**BRIEF**
Pull every line holding the word "title" from the data below and copy it.

**DATA SECTION**

▼

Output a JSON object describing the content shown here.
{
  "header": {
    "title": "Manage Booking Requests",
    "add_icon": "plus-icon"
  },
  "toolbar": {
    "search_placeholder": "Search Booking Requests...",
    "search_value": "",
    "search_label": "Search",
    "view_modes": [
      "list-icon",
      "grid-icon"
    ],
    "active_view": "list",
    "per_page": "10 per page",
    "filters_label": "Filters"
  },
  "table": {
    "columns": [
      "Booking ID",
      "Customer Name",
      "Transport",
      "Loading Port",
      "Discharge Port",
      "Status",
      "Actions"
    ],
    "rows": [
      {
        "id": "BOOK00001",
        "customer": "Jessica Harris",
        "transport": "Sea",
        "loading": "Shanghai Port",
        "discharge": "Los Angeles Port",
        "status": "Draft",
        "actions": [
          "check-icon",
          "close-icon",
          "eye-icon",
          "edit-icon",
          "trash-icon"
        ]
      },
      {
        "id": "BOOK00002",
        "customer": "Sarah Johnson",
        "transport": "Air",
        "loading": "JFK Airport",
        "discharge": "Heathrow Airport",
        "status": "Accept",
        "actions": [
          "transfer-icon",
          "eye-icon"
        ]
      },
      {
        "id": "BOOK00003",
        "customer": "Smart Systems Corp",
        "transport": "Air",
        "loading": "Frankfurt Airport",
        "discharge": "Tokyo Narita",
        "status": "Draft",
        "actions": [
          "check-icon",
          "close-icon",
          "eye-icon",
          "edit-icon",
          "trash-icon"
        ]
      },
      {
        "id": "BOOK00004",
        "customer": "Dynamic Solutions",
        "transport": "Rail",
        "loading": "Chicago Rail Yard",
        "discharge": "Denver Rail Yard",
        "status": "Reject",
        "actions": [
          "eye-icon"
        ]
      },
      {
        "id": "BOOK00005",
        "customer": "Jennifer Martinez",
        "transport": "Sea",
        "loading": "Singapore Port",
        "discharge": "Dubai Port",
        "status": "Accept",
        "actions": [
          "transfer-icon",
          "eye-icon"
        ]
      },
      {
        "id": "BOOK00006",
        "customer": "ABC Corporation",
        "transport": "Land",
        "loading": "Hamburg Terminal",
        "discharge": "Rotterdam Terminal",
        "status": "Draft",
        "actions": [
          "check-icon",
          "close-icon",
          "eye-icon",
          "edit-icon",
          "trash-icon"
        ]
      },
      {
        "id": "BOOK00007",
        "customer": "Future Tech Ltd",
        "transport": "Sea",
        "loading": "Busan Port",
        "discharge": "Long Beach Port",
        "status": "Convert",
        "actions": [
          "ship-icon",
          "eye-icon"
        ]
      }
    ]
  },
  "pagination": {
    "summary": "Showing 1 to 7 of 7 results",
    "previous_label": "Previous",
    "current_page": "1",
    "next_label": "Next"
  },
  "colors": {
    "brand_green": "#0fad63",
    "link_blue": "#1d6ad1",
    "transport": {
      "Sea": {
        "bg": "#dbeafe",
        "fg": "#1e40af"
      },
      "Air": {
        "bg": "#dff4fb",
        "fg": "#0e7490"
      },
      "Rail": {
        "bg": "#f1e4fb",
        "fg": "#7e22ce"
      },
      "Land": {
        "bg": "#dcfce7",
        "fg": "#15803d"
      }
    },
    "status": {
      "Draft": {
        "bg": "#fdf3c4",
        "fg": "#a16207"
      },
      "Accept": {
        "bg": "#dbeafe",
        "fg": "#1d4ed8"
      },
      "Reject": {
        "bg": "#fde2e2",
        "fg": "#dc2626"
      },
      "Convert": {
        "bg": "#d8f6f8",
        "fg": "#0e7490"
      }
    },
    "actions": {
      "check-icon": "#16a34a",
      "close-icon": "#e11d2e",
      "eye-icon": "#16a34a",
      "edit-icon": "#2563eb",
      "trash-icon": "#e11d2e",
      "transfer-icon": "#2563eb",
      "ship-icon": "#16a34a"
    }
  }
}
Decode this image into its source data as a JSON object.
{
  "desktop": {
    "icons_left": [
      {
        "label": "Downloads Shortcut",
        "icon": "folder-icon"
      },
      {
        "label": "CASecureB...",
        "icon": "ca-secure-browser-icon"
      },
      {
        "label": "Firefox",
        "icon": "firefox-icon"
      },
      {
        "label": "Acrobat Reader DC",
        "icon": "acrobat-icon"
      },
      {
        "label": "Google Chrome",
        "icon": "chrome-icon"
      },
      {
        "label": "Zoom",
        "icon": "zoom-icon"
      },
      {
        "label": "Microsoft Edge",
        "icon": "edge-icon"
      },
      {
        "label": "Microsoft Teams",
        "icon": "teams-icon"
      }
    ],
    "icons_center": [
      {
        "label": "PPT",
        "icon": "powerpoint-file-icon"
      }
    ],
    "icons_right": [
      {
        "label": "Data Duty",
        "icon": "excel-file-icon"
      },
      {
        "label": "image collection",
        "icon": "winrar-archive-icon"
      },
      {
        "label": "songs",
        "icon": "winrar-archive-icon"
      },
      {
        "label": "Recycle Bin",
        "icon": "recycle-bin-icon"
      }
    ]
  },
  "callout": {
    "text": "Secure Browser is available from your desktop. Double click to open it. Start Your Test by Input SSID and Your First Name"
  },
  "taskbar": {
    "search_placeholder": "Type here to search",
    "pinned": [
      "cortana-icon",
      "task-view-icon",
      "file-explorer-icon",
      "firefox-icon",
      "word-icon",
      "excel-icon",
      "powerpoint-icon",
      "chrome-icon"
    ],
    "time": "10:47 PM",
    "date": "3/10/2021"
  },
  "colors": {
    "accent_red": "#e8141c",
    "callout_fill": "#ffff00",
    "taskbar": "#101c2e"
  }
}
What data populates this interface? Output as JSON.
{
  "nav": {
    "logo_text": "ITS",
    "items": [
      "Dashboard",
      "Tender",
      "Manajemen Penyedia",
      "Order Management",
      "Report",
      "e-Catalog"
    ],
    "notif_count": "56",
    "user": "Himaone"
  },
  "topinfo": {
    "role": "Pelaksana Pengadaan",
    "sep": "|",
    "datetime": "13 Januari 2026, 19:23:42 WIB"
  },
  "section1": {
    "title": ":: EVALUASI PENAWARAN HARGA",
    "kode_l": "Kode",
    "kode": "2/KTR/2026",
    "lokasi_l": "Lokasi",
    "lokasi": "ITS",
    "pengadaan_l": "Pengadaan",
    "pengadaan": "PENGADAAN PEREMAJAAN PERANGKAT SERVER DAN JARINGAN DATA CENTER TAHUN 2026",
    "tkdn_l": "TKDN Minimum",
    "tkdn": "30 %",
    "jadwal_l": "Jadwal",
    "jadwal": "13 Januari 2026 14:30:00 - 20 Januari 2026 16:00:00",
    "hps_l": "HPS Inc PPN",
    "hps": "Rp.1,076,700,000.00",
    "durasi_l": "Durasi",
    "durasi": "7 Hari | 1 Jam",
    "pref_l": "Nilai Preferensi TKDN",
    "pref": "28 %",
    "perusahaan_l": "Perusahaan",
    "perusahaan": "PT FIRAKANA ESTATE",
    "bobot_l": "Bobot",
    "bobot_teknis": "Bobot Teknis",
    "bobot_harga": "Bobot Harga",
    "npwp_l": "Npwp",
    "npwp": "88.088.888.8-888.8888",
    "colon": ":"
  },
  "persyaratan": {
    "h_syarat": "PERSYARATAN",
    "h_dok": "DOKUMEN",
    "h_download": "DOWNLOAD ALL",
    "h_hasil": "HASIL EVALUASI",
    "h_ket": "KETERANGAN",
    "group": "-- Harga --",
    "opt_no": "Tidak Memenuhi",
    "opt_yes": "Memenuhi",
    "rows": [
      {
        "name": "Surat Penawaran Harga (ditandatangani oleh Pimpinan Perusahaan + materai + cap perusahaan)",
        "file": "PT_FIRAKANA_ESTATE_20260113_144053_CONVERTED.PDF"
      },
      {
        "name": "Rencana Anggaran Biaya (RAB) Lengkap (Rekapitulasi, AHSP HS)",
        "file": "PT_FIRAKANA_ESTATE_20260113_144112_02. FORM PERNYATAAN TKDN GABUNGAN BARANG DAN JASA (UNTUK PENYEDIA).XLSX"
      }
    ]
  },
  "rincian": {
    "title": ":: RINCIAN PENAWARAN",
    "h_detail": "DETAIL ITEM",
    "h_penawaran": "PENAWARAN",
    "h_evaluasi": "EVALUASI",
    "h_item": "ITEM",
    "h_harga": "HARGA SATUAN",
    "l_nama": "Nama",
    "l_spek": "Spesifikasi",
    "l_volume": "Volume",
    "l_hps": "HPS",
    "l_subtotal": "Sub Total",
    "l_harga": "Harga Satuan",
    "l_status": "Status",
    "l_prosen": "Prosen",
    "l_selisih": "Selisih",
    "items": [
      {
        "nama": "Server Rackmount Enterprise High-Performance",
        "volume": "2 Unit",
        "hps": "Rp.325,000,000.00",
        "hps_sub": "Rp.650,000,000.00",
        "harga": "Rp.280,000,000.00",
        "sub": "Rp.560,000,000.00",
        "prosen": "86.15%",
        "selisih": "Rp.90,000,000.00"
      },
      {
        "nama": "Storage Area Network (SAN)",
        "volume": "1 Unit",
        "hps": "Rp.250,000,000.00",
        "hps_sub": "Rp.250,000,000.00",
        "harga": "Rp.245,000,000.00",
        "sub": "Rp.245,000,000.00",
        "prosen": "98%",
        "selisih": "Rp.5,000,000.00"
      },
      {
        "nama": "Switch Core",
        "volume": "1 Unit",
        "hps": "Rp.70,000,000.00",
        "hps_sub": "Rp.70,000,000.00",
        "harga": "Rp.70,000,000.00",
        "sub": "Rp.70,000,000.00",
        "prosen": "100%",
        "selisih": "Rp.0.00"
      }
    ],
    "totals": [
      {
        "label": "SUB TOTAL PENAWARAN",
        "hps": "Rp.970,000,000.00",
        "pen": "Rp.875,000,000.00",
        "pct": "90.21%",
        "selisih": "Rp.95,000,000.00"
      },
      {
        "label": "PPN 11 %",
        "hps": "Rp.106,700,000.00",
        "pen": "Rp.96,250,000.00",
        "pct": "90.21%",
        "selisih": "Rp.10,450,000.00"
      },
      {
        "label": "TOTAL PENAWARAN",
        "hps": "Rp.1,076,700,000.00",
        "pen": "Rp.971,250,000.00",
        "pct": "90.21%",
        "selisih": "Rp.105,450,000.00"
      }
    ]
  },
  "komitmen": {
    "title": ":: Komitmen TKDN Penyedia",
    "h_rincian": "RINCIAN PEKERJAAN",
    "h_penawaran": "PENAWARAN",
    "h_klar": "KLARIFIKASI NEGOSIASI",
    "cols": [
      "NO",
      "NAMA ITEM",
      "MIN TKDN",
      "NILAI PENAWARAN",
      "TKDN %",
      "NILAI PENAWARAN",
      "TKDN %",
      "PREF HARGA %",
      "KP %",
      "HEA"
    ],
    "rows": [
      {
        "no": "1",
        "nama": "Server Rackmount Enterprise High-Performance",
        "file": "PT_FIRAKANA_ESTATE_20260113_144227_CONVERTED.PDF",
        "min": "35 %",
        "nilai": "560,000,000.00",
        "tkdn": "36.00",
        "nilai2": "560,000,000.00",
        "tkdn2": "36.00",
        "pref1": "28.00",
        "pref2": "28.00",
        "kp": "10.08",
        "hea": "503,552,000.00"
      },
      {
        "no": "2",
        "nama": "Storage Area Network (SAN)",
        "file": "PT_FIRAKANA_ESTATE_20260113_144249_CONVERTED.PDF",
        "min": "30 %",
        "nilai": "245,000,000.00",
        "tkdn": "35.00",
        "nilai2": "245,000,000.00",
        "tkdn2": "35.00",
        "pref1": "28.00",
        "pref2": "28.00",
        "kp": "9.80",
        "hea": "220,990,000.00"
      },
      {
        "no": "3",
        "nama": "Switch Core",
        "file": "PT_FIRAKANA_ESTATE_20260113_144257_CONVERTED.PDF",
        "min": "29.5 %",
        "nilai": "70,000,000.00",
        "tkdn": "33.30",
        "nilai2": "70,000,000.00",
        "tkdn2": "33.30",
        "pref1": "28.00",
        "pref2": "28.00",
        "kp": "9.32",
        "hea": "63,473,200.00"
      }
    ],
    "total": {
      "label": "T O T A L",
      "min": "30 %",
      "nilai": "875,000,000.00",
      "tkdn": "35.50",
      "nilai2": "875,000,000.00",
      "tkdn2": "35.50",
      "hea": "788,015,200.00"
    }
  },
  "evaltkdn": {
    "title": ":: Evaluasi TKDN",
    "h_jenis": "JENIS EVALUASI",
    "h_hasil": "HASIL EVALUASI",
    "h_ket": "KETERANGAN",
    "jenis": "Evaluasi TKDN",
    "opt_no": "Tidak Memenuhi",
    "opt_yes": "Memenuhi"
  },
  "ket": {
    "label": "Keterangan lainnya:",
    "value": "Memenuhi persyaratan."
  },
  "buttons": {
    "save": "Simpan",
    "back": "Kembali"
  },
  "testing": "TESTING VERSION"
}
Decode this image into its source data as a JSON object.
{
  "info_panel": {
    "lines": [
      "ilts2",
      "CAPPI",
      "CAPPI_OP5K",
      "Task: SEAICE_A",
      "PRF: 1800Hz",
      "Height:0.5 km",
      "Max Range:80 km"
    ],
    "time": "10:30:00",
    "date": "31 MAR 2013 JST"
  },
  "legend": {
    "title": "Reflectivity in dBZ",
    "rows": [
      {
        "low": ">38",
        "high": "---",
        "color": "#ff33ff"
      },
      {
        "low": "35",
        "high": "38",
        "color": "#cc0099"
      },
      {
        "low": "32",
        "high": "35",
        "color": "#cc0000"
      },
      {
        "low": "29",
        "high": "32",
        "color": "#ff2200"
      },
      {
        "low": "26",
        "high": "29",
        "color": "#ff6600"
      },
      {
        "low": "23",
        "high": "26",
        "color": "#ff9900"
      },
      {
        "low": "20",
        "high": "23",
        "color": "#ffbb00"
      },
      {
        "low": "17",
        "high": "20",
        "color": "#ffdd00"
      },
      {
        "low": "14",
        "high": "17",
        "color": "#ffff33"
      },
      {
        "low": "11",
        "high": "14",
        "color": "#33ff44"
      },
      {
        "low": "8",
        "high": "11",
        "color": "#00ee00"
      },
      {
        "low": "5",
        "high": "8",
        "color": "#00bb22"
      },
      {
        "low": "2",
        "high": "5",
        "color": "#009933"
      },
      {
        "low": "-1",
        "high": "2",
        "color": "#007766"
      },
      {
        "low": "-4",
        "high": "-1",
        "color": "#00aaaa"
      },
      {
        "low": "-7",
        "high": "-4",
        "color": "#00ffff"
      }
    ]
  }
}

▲

**SOLUTION TO THIS TASK**
    "title": "Manage Booking Requests",
    "title": ":: EVALUASI PENAWARAN HARGA",
    "title": ":: RINCIAN PENAWARAN",
    "title": ":: Komitmen TKDN Penyedia",
    "title": ":: Evaluasi TKDN",
    "title": "Reflectivity in dBZ",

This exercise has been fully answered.